Information given: Begin
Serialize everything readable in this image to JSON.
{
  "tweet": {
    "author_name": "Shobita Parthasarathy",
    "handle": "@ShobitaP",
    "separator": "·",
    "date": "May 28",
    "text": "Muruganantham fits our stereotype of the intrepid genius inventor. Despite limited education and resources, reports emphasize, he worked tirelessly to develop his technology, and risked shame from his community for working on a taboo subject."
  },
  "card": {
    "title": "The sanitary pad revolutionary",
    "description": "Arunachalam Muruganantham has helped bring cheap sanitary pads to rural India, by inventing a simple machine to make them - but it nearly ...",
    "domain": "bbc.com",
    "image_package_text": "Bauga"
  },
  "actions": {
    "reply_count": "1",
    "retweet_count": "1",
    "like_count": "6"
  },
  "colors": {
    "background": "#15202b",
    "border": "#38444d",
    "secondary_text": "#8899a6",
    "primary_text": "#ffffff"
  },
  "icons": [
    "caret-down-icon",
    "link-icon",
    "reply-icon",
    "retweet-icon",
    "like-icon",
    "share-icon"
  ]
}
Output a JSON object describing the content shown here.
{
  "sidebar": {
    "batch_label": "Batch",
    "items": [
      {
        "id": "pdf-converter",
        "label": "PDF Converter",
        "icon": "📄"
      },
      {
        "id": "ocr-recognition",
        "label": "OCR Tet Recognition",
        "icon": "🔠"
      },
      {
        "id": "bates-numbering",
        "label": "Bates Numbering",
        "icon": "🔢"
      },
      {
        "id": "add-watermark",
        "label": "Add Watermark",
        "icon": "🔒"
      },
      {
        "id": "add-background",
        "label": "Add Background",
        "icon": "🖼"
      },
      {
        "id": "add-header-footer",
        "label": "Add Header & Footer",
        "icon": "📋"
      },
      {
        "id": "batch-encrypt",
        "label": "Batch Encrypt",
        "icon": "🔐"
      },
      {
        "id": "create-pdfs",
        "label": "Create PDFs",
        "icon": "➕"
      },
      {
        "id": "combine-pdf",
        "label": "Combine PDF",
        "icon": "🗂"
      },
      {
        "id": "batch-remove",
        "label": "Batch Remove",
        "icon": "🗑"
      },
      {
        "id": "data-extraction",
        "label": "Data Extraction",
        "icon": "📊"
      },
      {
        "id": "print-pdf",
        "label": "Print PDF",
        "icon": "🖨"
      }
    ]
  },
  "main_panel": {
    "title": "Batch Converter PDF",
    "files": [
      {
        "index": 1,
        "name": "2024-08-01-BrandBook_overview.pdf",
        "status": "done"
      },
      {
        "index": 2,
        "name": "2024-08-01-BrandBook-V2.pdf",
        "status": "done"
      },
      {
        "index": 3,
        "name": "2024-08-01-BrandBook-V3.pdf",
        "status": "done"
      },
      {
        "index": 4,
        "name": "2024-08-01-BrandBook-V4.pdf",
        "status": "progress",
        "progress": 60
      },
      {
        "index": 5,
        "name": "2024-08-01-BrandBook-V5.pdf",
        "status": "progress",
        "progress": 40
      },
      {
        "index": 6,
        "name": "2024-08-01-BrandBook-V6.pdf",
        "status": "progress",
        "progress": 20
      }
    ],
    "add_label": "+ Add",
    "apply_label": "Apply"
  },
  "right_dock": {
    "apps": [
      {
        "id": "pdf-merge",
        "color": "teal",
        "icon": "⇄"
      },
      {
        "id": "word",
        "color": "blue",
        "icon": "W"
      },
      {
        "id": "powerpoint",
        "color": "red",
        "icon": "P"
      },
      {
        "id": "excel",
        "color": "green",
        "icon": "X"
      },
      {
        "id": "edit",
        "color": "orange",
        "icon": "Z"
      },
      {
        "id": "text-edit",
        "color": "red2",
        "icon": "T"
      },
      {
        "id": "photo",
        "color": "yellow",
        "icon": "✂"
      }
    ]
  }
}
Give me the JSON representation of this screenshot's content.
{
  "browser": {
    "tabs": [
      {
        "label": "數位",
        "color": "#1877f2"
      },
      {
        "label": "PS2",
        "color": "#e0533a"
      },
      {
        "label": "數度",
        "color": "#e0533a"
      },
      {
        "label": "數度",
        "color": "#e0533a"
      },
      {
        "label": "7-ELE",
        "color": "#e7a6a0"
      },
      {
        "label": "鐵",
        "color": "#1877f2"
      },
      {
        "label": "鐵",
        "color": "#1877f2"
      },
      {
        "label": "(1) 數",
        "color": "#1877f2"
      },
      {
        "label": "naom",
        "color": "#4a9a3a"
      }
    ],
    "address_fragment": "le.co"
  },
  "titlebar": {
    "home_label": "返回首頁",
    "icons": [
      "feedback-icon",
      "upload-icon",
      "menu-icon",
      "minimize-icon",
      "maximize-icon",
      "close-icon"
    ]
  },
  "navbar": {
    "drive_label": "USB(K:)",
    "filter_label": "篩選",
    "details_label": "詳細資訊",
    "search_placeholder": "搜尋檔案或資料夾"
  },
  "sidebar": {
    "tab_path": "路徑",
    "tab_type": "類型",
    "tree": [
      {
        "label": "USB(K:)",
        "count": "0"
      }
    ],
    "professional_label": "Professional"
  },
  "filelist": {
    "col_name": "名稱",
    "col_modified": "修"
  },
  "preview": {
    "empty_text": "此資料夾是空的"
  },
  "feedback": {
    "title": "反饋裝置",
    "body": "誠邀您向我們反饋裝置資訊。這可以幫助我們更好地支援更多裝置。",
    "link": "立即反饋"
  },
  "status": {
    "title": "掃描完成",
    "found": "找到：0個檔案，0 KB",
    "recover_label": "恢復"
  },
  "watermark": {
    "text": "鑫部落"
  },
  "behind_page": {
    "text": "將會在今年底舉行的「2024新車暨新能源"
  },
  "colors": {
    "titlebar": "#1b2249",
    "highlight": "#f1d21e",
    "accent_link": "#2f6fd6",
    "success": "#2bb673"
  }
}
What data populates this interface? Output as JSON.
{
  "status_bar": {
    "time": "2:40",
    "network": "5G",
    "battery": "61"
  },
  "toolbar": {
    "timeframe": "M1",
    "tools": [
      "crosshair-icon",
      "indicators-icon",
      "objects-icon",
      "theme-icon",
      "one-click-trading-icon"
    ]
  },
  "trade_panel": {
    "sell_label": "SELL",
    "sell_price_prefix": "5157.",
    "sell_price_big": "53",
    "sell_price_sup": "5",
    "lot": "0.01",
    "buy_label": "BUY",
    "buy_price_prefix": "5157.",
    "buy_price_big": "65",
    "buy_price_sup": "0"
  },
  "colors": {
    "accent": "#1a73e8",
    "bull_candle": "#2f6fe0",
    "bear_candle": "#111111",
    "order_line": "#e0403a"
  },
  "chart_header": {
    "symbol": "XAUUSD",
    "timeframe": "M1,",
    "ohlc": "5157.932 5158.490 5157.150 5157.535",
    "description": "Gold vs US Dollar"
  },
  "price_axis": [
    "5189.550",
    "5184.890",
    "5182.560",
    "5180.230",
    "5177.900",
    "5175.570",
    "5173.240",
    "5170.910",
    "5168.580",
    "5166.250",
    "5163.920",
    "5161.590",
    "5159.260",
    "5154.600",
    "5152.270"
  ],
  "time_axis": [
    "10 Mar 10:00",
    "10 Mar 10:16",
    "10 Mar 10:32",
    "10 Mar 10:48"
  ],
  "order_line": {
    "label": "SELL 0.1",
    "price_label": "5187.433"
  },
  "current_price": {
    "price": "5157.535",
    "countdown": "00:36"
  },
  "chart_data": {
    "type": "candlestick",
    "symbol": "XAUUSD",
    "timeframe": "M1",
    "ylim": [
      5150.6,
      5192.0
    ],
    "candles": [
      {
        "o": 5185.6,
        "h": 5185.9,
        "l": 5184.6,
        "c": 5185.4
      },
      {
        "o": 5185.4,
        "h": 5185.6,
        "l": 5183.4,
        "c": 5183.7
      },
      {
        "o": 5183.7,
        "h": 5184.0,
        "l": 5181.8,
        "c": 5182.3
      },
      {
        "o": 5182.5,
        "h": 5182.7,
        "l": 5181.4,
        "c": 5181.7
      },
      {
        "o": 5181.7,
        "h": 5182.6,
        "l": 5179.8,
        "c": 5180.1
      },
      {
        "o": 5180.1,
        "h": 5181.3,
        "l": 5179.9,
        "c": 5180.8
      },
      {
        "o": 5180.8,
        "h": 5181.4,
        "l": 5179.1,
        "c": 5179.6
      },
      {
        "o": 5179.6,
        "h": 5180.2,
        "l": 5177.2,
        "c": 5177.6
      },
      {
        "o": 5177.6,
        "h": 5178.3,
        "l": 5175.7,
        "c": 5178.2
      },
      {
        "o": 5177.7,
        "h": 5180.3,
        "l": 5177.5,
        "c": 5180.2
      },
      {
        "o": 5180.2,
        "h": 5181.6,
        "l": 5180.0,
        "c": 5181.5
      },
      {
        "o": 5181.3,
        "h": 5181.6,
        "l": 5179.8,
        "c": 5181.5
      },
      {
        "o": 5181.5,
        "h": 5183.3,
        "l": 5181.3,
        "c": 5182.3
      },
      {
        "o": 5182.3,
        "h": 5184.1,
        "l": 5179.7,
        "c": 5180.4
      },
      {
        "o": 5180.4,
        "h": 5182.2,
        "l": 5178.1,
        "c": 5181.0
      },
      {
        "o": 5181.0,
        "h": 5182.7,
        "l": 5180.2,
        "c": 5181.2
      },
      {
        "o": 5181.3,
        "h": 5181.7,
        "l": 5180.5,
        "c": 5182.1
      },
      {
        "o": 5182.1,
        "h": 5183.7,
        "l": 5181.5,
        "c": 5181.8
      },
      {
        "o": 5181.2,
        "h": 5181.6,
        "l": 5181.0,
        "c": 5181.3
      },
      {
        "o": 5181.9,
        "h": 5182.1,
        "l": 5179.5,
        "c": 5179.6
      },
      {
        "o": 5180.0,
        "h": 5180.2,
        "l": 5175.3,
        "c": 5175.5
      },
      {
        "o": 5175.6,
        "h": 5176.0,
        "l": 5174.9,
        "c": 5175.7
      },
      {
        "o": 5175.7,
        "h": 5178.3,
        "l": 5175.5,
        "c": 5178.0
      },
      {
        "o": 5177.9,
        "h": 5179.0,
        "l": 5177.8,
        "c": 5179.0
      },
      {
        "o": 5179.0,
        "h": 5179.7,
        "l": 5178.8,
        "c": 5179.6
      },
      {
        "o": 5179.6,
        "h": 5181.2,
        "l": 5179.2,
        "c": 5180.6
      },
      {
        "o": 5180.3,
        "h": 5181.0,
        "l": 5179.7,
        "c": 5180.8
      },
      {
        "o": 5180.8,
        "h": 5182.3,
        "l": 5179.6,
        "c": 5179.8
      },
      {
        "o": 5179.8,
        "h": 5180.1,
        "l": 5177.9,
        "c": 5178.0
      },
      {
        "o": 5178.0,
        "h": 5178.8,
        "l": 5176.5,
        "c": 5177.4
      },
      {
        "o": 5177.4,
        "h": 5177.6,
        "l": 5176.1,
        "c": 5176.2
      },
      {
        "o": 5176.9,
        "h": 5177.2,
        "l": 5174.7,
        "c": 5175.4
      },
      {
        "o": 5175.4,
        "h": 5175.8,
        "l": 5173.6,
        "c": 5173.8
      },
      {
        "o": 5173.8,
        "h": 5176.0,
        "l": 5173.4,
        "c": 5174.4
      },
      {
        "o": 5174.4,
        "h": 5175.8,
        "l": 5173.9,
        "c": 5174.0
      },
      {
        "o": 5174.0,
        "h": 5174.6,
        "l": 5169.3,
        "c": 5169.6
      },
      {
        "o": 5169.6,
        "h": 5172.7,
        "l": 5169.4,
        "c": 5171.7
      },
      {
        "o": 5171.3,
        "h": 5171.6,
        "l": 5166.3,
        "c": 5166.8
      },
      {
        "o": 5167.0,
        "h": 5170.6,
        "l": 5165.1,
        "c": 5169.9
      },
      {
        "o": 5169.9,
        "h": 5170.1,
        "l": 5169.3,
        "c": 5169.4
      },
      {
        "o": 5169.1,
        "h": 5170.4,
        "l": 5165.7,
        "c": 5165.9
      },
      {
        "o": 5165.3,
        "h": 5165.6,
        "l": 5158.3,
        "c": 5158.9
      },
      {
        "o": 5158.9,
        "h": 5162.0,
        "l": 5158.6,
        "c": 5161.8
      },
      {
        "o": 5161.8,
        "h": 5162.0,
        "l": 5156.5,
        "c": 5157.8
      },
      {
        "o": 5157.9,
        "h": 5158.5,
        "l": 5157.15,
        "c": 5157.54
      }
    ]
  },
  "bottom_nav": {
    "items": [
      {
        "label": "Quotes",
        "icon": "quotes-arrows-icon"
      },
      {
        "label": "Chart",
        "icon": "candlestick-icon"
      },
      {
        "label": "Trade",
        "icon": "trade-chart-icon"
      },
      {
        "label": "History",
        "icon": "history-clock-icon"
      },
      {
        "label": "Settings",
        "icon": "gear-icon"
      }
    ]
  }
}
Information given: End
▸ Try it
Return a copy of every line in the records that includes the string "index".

▸ Output below
        "index": 1,
        "index": 2,
        "index": 3,
        "index": 4,
        "index": 5,
        "index": 6,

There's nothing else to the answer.